╭──

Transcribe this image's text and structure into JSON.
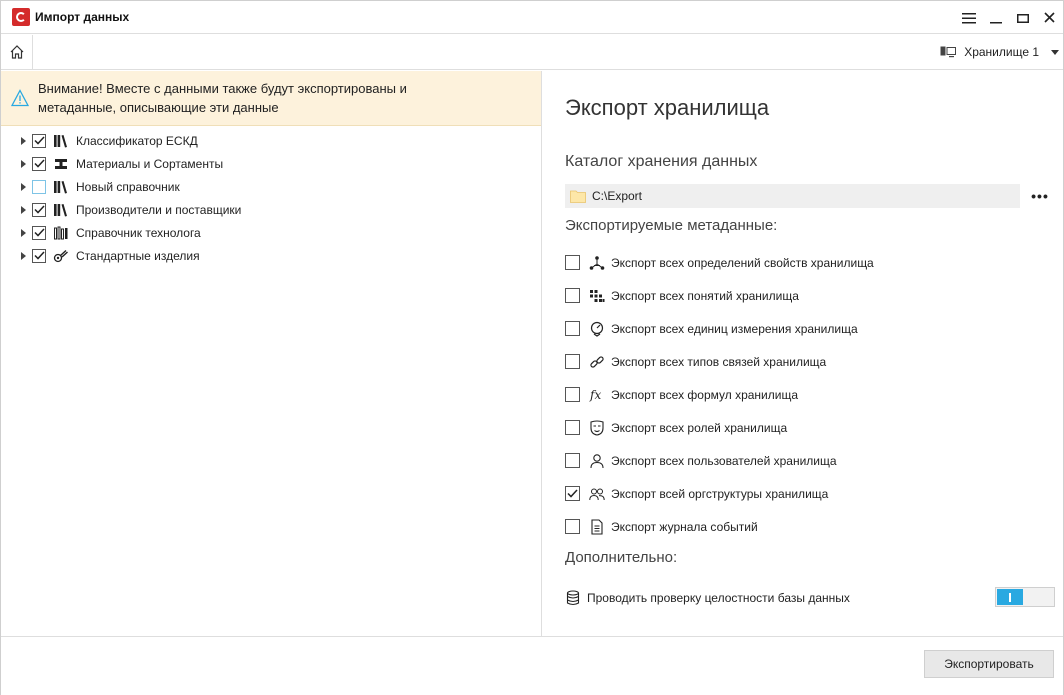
{
  "window": {
    "title": "Импорт данных"
  },
  "toolbar": {
    "storage_label": "Хранилище 1"
  },
  "warning": {
    "line1": "Внимание! Вместе с данными также будут экспортированы и",
    "line2": "метаданные, описывающие эти данные"
  },
  "tree": {
    "items": [
      {
        "label": "Классификатор ЕСКД",
        "checked": true,
        "icon": "books-icon"
      },
      {
        "label": "Материалы и Сортаменты",
        "checked": true,
        "icon": "materials-icon"
      },
      {
        "label": "Новый справочник",
        "checked": false,
        "icon": "books-icon"
      },
      {
        "label": "Производители и поставщики",
        "checked": true,
        "icon": "books-icon"
      },
      {
        "label": "Справочник технолога",
        "checked": true,
        "icon": "tools-icon"
      },
      {
        "label": "Стандартные изделия",
        "checked": true,
        "icon": "parts-icon"
      }
    ]
  },
  "export": {
    "heading": "Экспорт хранилища",
    "catalog_heading": "Каталог хранения данных",
    "path": "C:\\Export",
    "more": "•••",
    "metadata_heading": "Экспортируемые метаданные:",
    "metadata": [
      {
        "label": "Экспорт всех определений свойств хранилища",
        "checked": false,
        "icon": "properties-icon"
      },
      {
        "label": "Экспорт всех понятий хранилища",
        "checked": false,
        "icon": "concepts-icon"
      },
      {
        "label": "Экспорт всех единиц измерения хранилища",
        "checked": false,
        "icon": "units-icon"
      },
      {
        "label": "Экспорт всех типов связей хранилища",
        "checked": false,
        "icon": "link-icon"
      },
      {
        "label": "Экспорт всех формул хранилища",
        "checked": false,
        "icon": "formula-icon"
      },
      {
        "label": "Экспорт всех ролей хранилища",
        "checked": false,
        "icon": "roles-icon"
      },
      {
        "label": "Экспорт всех пользователей хранилища",
        "checked": false,
        "icon": "user-icon"
      },
      {
        "label": "Экспорт всей оргструктуры хранилища",
        "checked": true,
        "icon": "users-icon"
      },
      {
        "label": "Экспорт журнала событий",
        "checked": false,
        "icon": "log-icon"
      }
    ],
    "extra_heading": "Дополнительно:",
    "integrity_label": "Проводить проверку целостности базы данных",
    "integrity_enabled": true
  },
  "footer": {
    "export_button": "Экспортировать"
  },
  "colors": {
    "accent": "#29a9e1",
    "warning_bg": "#fdf2dc",
    "brand": "#d42b2b"
  }
}
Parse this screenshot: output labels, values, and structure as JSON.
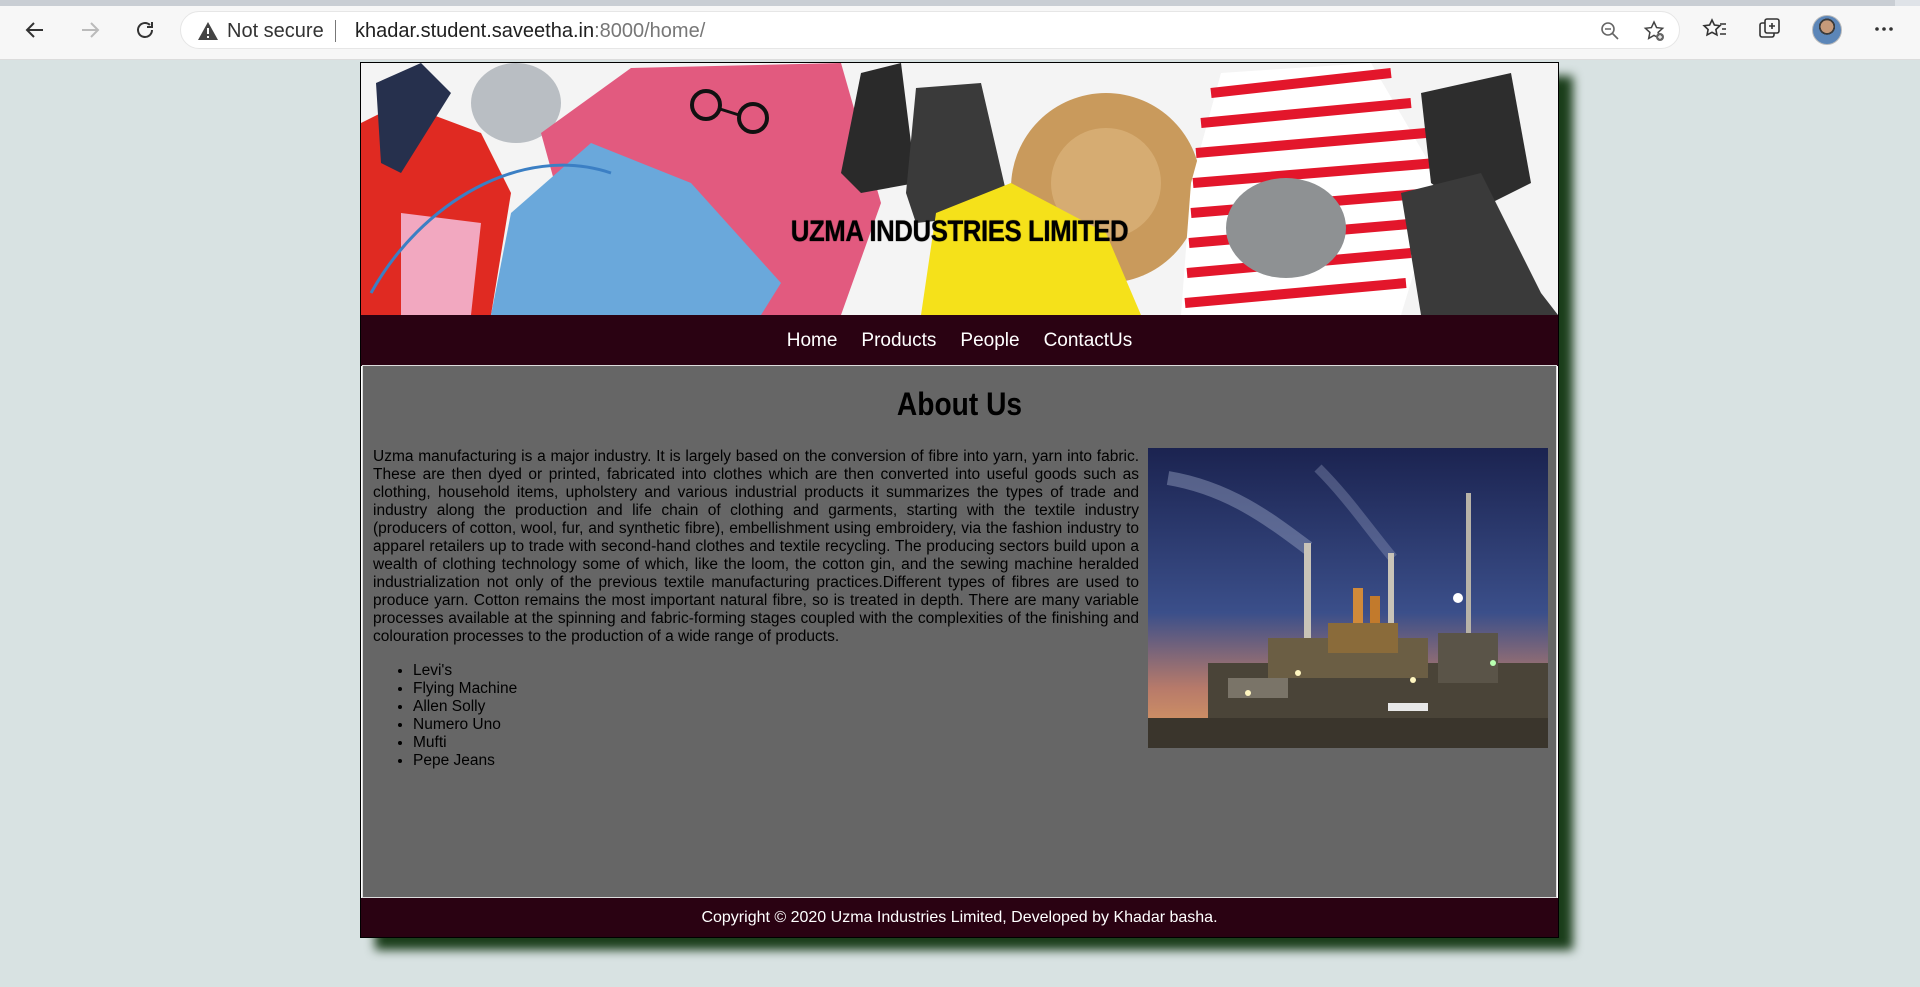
{
  "browser": {
    "not_secure_label": "Not secure",
    "url_host": "khadar.student.saveetha.in",
    "url_path": ":8000/home/"
  },
  "site": {
    "title": "UZMA INDUSTRIES LIMITED",
    "nav": [
      "Home",
      "Products",
      "People",
      "ContactUs"
    ],
    "about_heading": "About Us",
    "about_text": "Uzma manufacturing is a major industry. It is largely based on the conversion of fibre into yarn, yarn into fabric. These are then dyed or printed, fabricated into clothes which are then converted into useful goods such as clothing, household items, upholstery and various industrial products it summarizes the types of trade and industry along the production and life chain of clothing and garments, starting with the textile industry (producers of cotton, wool, fur, and synthetic fibre), embellishment using embroidery, via the fashion industry to apparel retailers up to trade with second-hand clothes and textile recycling. The producing sectors build upon a wealth of clothing technology some of which, like the loom, the cotton gin, and the sewing machine heralded industrialization not only of the previous textile manufacturing practices.Different types of fibres are used to produce yarn. Cotton remains the most important natural fibre, so is treated in depth. There are many variable processes available at the spinning and fabric-forming stages coupled with the complexities of the finishing and colouration processes to the production of a wide range of products.",
    "brands": [
      "Levi's",
      "Flying Machine",
      "Allen Solly",
      "Numero Uno",
      "Mufti",
      "Pepe Jeans"
    ],
    "footer": "Copyright © 2020 Uzma Industries Limited, Developed by Khadar basha."
  }
}
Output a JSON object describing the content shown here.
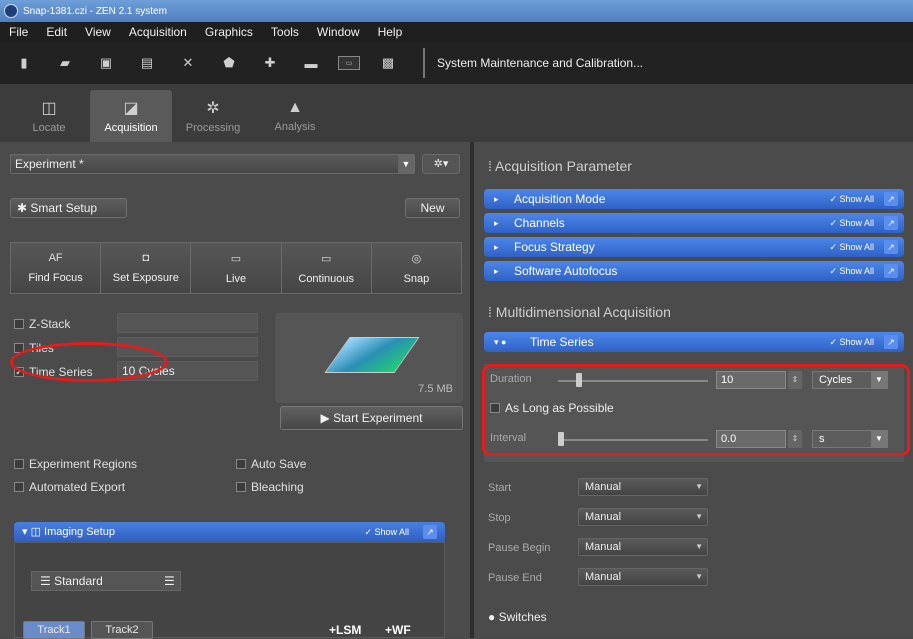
{
  "window": {
    "title": "Snap-1381.czi - ZEN 2.1 system"
  },
  "menu": [
    "File",
    "Edit",
    "View",
    "Acquisition",
    "Graphics",
    "Tools",
    "Window",
    "Help"
  ],
  "toolbar": {
    "system_maintenance": "System Maintenance and Calibration..."
  },
  "mode_tabs": [
    {
      "label": "Locate"
    },
    {
      "label": "Acquisition"
    },
    {
      "label": "Processing"
    },
    {
      "label": "Analysis"
    }
  ],
  "left": {
    "experiment_select": "Experiment *",
    "smart_setup": "Smart Setup",
    "new_button": "New",
    "actions": [
      {
        "icon_text": "AF",
        "label": "Find Focus"
      },
      {
        "icon_text": "◘",
        "label": "Set Exposure"
      },
      {
        "icon_text": "▭",
        "label": "Live"
      },
      {
        "icon_text": "▭",
        "label": "Continuous"
      },
      {
        "icon_text": "◎",
        "label": "Snap"
      }
    ],
    "options": [
      {
        "label": "Z-Stack",
        "checked": false
      },
      {
        "label": "Tiles",
        "checked": false
      },
      {
        "label": "Time Series",
        "checked": true,
        "value": "10 Cycles"
      }
    ],
    "size_label": "7.5 MB",
    "start_experiment": "Start Experiment",
    "extra_options": {
      "experiment_regions": "Experiment Regions",
      "auto_save": "Auto Save",
      "automated_export": "Automated Export",
      "bleaching": "Bleaching"
    },
    "imaging_setup": {
      "title": "Imaging Setup",
      "show_all": "✓ Show All",
      "standard": "Standard",
      "tracks": [
        "Track1",
        "Track2"
      ],
      "add_lsm": "+LSM",
      "add_wf": "+WF"
    }
  },
  "right": {
    "acq_param_title": "Acquisition Parameter",
    "acq_rows": [
      {
        "label": "Acquisition Mode",
        "show_all": "✓ Show All"
      },
      {
        "label": "Channels",
        "show_all": "✓ Show All"
      },
      {
        "label": "Focus Strategy",
        "show_all": "✓ Show All"
      },
      {
        "label": "Software Autofocus",
        "show_all": "✓ Show All"
      }
    ],
    "multi_title": "Multidimensional Acquisition",
    "time_series": {
      "title": "Time Series",
      "show_all": "✓ Show All",
      "duration_label": "Duration",
      "duration_value": "10",
      "duration_unit": "Cycles",
      "as_long_as_possible": "As Long as Possible",
      "interval_label": "Interval",
      "interval_value": "0.0",
      "interval_unit": "s"
    },
    "controls": [
      {
        "label": "Start",
        "value": "Manual"
      },
      {
        "label": "Stop",
        "value": "Manual"
      },
      {
        "label": "Pause Begin",
        "value": "Manual"
      },
      {
        "label": "Pause End",
        "value": "Manual"
      }
    ],
    "switches": "Switches"
  },
  "colors": {
    "highlight": "#e51c1c",
    "section_blue": "#2f62c6"
  }
}
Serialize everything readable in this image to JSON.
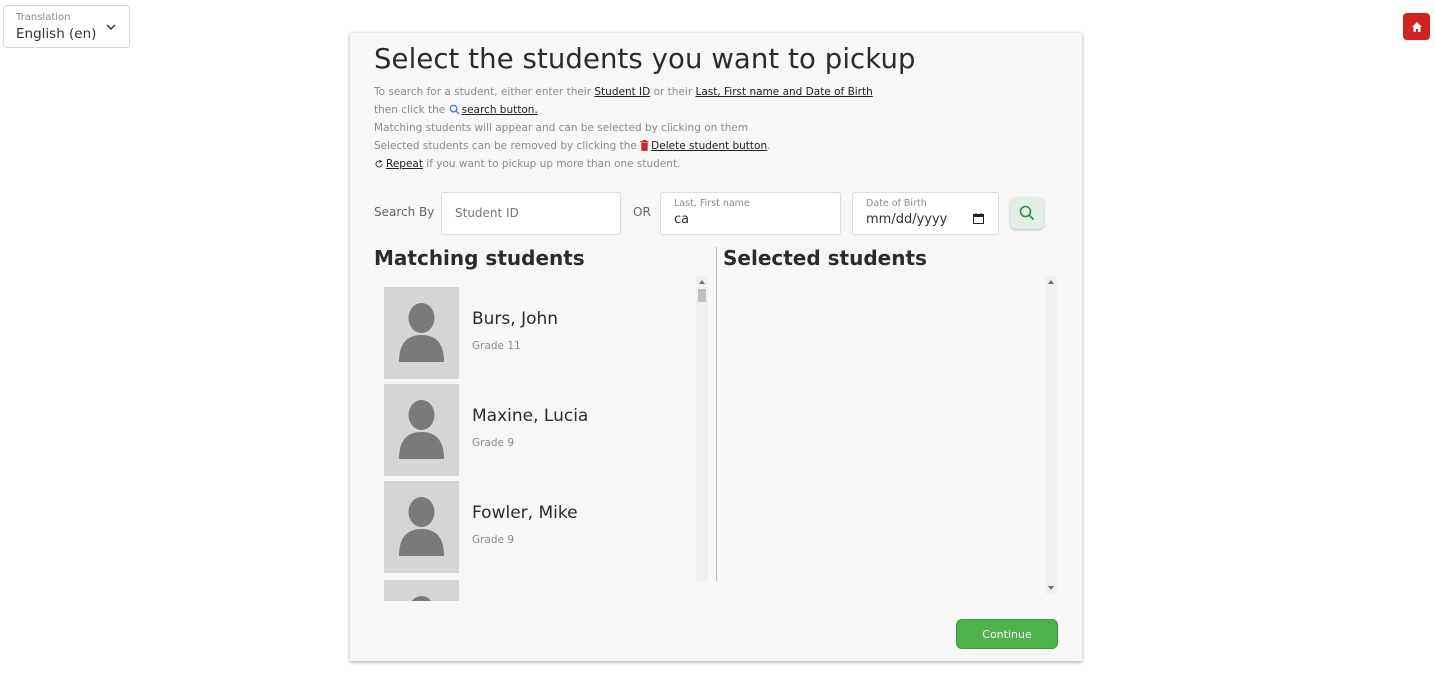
{
  "translation": {
    "label": "Translation",
    "value": "English (en)"
  },
  "colors": {
    "accent_green": "#4cb34c",
    "home_red": "#d32020",
    "link": "#222222"
  },
  "page": {
    "title": "Select the students you want to pickup",
    "instructions": {
      "line1_pre": "To search for a student, either enter their ",
      "line1_link1": "Student ID",
      "line1_mid": " or their ",
      "line1_link2": "Last, First name and Date of Birth",
      "line2_pre": "then click the ",
      "line2_link": "search button.",
      "line3": "Matching students will appear and can be selected by clicking on them",
      "line4_pre": "Selected students can be removed by clicking the ",
      "line4_link": "Delete student button",
      "line4_post": ".",
      "line5_link": "Repeat",
      "line5_post": " if you want to pickup up more than one student."
    }
  },
  "search": {
    "search_by_label": "Search By",
    "student_id_placeholder": "Student ID",
    "or_label": "OR",
    "name_label": "Last, First name",
    "name_value": "ca",
    "dob_label": "Date of Birth",
    "dob_value": "mm/dd/yyyy"
  },
  "matching": {
    "title": "Matching students",
    "students": [
      {
        "name": "Burs, John",
        "grade": "Grade 11"
      },
      {
        "name": "Maxine, Lucia",
        "grade": "Grade 9"
      },
      {
        "name": "Fowler, Mike",
        "grade": "Grade 9"
      }
    ]
  },
  "selected": {
    "title": "Selected students"
  },
  "continue_label": "Continue"
}
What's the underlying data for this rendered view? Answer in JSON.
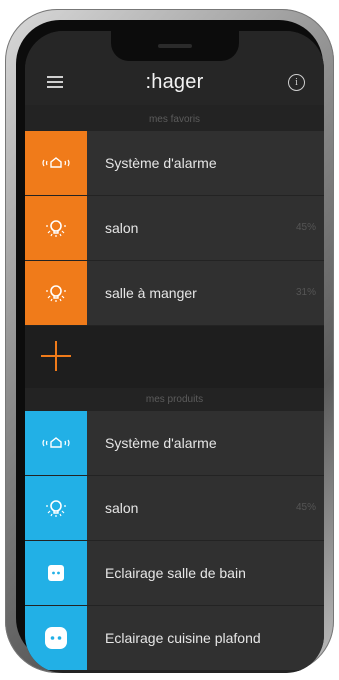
{
  "header": {
    "logo_text": ":hager",
    "menu_icon": "hamburger-menu-icon",
    "info_icon": "info-icon",
    "info_glyph": "i"
  },
  "favorites": {
    "title": "mes favoris",
    "items": [
      {
        "label": "Système d'alarme",
        "value": "",
        "icon": "alarm-icon"
      },
      {
        "label": "salon",
        "value": "45%",
        "icon": "light-bulb-icon"
      },
      {
        "label": "salle à manger",
        "value": "31%",
        "icon": "light-bulb-icon"
      }
    ],
    "add_icon": "plus-icon"
  },
  "products": {
    "title": "mes produits",
    "items": [
      {
        "label": "Système d'alarme",
        "value": "",
        "icon": "alarm-icon"
      },
      {
        "label": "salon",
        "value": "45%",
        "icon": "light-bulb-icon"
      },
      {
        "label": "Eclairage salle de bain",
        "value": "",
        "icon": "outlet-icon"
      },
      {
        "label": "Eclairage cuisine plafond",
        "value": "",
        "icon": "outlet-icon"
      }
    ]
  },
  "colors": {
    "favorites_accent": "#f07b1a",
    "products_accent": "#22b0e6",
    "background": "#232323"
  }
}
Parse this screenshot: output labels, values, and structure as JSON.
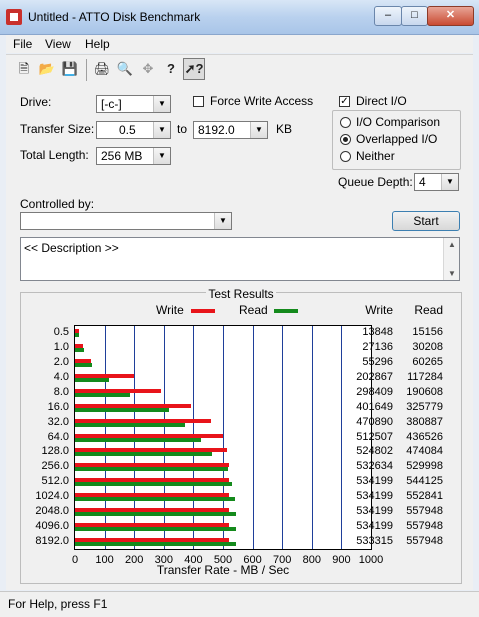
{
  "window": {
    "title": "Untitled - ATTO Disk Benchmark",
    "buttons": [
      "–",
      "□",
      "✕"
    ]
  },
  "menu": [
    "File",
    "View",
    "Help"
  ],
  "toolbar": [
    "new-icon",
    "open-icon",
    "save-icon",
    "print-icon",
    "print-preview-icon",
    "move-icon",
    "help-icon",
    "context-help-icon"
  ],
  "form": {
    "drive_label": "Drive:",
    "drive_value": "[-c-]",
    "transfer_label": "Transfer Size:",
    "transfer_from": "0.5",
    "to_label": "to",
    "transfer_to": "8192.0",
    "kb_label": "KB",
    "total_label": "Total Length:",
    "total_value": "256 MB",
    "force_write": "Force Write Access",
    "direct_io": "Direct I/O",
    "io_comparison": "I/O Comparison",
    "overlapped_io": "Overlapped I/O",
    "neither": "Neither",
    "queue_label": "Queue Depth:",
    "queue_value": "4",
    "controlled_label": "Controlled by:",
    "controlled_value": "",
    "start_label": "Start",
    "description": "<< Description >>"
  },
  "results": {
    "title": "Test Results",
    "write_legend": "Write",
    "read_legend": "Read",
    "write_header": "Write",
    "read_header": "Read"
  },
  "chart_data": {
    "type": "bar",
    "title": "Test Results",
    "xlabel": "Transfer Rate - MB / Sec",
    "xlim": [
      0,
      1000
    ],
    "xticks": [
      "0",
      "100",
      "200",
      "300",
      "400",
      "500",
      "600",
      "700",
      "800",
      "900",
      "1000"
    ],
    "categories": [
      "0.5",
      "1.0",
      "2.0",
      "4.0",
      "8.0",
      "16.0",
      "32.0",
      "64.0",
      "128.0",
      "256.0",
      "512.0",
      "1024.0",
      "2048.0",
      "4096.0",
      "8192.0"
    ],
    "series": [
      {
        "name": "Write",
        "color": "#e8141a",
        "values": [
          13848,
          27136,
          55296,
          202867,
          298409,
          401649,
          470890,
          512507,
          524802,
          532634,
          534199,
          534199,
          534199,
          534199,
          533315
        ]
      },
      {
        "name": "Read",
        "color": "#148a1c",
        "values": [
          15156,
          30208,
          60265,
          117284,
          190608,
          325779,
          380887,
          436526,
          474084,
          529998,
          544125,
          552841,
          557948,
          557948,
          557948
        ]
      }
    ]
  },
  "status": {
    "text": "For Help, press F1"
  }
}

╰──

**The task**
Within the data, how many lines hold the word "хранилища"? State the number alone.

**Answer box**
9